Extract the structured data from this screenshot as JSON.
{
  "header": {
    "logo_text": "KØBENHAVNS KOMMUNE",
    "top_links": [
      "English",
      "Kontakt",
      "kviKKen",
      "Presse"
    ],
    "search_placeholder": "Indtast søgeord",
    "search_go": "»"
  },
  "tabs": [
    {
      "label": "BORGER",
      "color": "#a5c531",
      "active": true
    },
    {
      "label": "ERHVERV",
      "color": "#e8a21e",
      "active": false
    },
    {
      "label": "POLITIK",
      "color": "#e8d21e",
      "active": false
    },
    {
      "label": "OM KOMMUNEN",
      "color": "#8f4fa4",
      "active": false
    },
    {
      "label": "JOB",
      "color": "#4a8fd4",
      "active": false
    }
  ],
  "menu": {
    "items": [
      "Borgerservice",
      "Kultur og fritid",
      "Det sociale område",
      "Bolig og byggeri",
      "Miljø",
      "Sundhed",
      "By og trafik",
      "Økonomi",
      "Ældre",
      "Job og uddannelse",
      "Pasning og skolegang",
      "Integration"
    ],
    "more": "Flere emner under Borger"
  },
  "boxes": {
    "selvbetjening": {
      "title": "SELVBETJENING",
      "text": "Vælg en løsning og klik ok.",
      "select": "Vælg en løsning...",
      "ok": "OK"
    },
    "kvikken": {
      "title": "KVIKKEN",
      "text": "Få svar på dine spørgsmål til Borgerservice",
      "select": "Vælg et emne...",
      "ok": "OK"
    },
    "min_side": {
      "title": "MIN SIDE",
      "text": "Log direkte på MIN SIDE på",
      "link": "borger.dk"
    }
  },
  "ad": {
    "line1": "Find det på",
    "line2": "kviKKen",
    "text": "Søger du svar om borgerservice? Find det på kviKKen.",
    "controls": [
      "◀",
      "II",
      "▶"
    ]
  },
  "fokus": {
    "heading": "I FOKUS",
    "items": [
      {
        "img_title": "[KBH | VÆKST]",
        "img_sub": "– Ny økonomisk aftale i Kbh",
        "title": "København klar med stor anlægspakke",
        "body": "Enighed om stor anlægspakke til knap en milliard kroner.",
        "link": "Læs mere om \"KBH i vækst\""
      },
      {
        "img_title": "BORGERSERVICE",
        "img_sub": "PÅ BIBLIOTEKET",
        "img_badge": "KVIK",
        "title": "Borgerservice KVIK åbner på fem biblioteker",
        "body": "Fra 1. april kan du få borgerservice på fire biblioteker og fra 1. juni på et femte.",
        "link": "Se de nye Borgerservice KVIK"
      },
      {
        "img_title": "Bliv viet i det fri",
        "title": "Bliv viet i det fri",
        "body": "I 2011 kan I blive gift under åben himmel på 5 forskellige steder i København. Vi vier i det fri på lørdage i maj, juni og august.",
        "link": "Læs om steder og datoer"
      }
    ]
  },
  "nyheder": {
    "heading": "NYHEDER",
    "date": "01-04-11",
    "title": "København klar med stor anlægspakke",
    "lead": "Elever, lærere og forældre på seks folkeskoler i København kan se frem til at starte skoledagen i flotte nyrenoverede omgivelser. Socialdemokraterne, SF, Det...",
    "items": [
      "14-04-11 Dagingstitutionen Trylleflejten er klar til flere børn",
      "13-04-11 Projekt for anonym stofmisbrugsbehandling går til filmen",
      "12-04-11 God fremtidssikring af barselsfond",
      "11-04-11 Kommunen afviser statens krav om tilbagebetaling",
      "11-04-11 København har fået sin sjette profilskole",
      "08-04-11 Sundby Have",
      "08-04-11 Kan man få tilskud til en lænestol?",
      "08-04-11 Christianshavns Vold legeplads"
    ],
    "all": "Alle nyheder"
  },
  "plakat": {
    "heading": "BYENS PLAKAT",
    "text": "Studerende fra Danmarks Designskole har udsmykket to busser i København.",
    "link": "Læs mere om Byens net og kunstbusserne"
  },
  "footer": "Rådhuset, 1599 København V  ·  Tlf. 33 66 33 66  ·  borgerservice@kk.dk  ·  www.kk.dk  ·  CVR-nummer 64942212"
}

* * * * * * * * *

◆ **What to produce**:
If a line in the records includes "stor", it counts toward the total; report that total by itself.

◆ **Written answer**:
3